Txikito is an upscale Basque tapas restaurant, and the friend whose brother works there is Chilean. Translation: small plates, major flair. It’s been a month, and I can still easily conjure up the languid texture of the “txipiron encebollado” ($16)–a lavish pile of squid ribbons tossed with sweet onions and pine nuts. Plated in the shape of a flattened rose, the octopus carpaccio ($15) was at once rich and delicate, oil-soaked and airy. The kroketas of the day, filled with cheese and salty cod, tasted like warmth itself. But the crowned prince of the night was the Spanish version of French toast, stolen off the brunch menu of Txikito’s sister restaurant La Vara and served up as dessert. Pillowed dough, caramelized syrup, and a whiff of citrus. The evening was blustery, a Monday, but the restaurant was still filled with a happy murmur. Just slow enough though for our chef to bring out one of his dishes himself and pull out the empty chair at our table for a humble hello.

Txikito restaurant in NYC. (picture by

In contrast, I saw Charlie Bird at prime time. Late on a Thursday night. The restaurant bills itself as a little bit hip hop, influenced by downtown culture and the history of street art and jazz (the name is a fusion of Charlie Parker and his nickname “Bird”). So I was surprised to find the space awash in light, subdued colors: cream tables, bourbon-hued bucket chairs, walls the color of book pages. To our left, lined up above a bank of mustard-colored booth seating, was the bit of pizzazz I’d been expecting: a framed series of hyper-realistic boombox photographs. The only fault critics seem to have found with Charlie Bird’s food is its saltiness. If it’s too salty for them, they can leave the eating to me. Burrata toast ($12), farro salad ($16), gnocchi rosa ($18), crispy smoked eggplant ($10), pappardelle with rabbit ($20), and the rice krispie-laced chocolate budino ($12)–we ate it all and somehow heaved ourselves out of our chairs after. I’ve also read they have an excellent barolo on the menu, but even with the chef hook-up, that was a little too fancy for our wallets.

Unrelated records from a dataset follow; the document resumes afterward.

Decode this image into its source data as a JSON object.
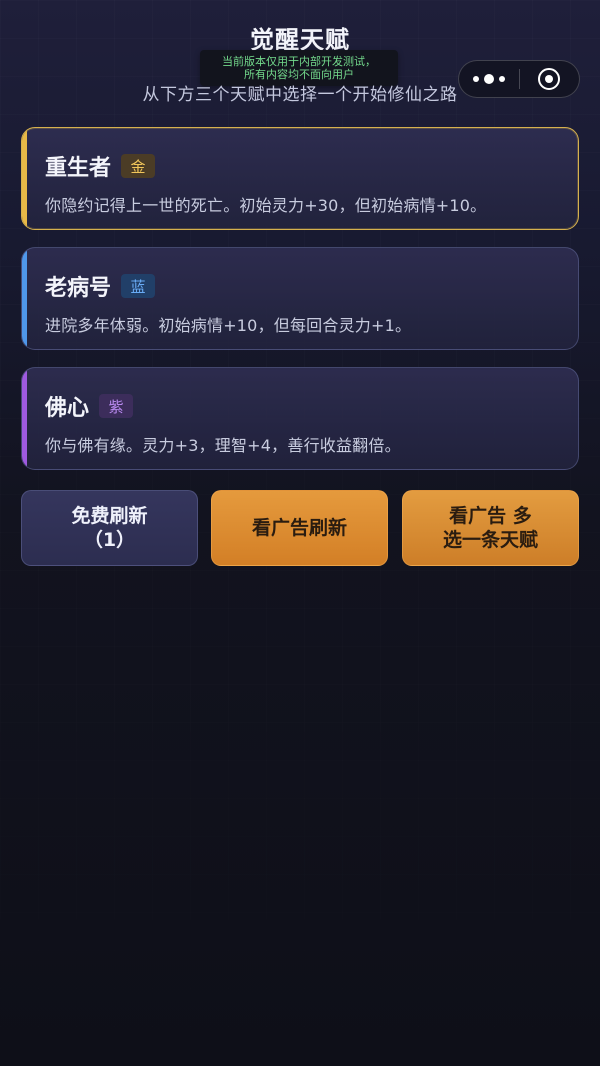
{
  "page": {
    "title": "觉醒天赋",
    "subtitle": "从下方三个天赋中选择一个开始修仙之路",
    "notice_lines": [
      "当前版本仅用于内部开发测试，",
      "所有内容均不面向用户"
    ]
  },
  "capsule": {
    "menu_icon": "more-dots-icon",
    "close_icon": "miniapp-close-icon"
  },
  "cards": [
    {
      "title": "重生者",
      "badge": "金",
      "description": "你隐约记得上一世的死亡。初始灵力+30，但初始病情+10。",
      "accent": "#e8b947",
      "badge_bg": "#4b3c26",
      "badge_fg": "#f2c75b",
      "selected": true
    },
    {
      "title": "老病号",
      "badge": "蓝",
      "description": "进院多年体弱。初始病情+10，但每回合灵力+1。",
      "accent": "#4f97ea",
      "badge_bg": "#213f68",
      "badge_fg": "#69abf5",
      "selected": false
    },
    {
      "title": "佛心",
      "badge": "紫",
      "description": "你与佛有缘。灵力+3，理智+4，善行收益翻倍。",
      "accent": "#9f5ae0",
      "badge_bg": "#3c2d5b",
      "badge_fg": "#b98af0",
      "selected": false
    }
  ],
  "actions": {
    "free_refresh": "免费刷新\n（1）",
    "ad_refresh": "看广告刷新",
    "ad_extra": "看广告 多\n选一条天赋"
  },
  "colors": {
    "primary_orange": "#d9862c",
    "secondary_button": "#2f3053",
    "background_top": "#1f1f3a",
    "background_bottom": "#0e0f18"
  }
}
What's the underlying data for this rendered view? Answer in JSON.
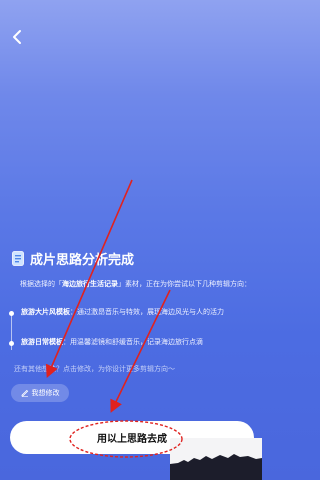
{
  "nav": {
    "back_icon": "chevron-left-icon"
  },
  "analysis": {
    "title": "成片思路分析完成",
    "intro_prefix": "根据选择的「",
    "intro_material": "海边旅行生活记录",
    "intro_suffix": "」素材，正在为你尝试以下几种剪辑方向：",
    "directions": [
      {
        "name": "旅游大片风模板",
        "desc": "：通过激昂音乐与特效，展现海边风光与人的活力"
      },
      {
        "name": "旅游日常模板",
        "desc": "：用温馨滤镜和舒缓音乐，记录海边旅行点滴"
      }
    ],
    "hint": "还有其他想法？点击修改，为你设计更多剪辑方向～"
  },
  "buttons": {
    "edit_label": "我想修改",
    "generate_label": "用以上思路去成"
  },
  "colors": {
    "background_top": "#8fa2f0",
    "background_bottom": "#4a67dd",
    "annotation_red": "#e0221f"
  }
}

Charlie Bird eatery in NYC.

Charlie Bird eatery in NYC.